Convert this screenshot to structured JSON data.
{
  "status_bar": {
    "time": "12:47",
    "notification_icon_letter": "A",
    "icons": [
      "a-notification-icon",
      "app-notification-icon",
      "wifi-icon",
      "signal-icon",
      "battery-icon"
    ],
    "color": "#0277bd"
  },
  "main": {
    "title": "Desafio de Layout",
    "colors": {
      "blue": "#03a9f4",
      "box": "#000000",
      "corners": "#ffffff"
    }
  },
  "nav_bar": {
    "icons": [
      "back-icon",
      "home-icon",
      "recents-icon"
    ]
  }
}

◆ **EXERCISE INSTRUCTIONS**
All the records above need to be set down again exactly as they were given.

◆ **RESULT OF THIS TASK**
Convert this screenshot to structured JSON data.
{
  "status_bar": {
    "time": "12:47",
    "notification_icon_letter": "A",
    "icons": [
      "a-notification-icon",
      "app-notification-icon",
      "wifi-icon",
      "signal-icon",
      "battery-icon"
    ],
    "color": "#0277bd"
  },
  "main": {
    "title": "Desafio de Layout",
    "colors": {
      "blue": "#03a9f4",
      "box": "#000000",
      "corners": "#ffffff"
    }
  },
  "nav_bar": {
    "icons": [
      "back-icon",
      "home-icon",
      "recents-icon"
    ]
  }
}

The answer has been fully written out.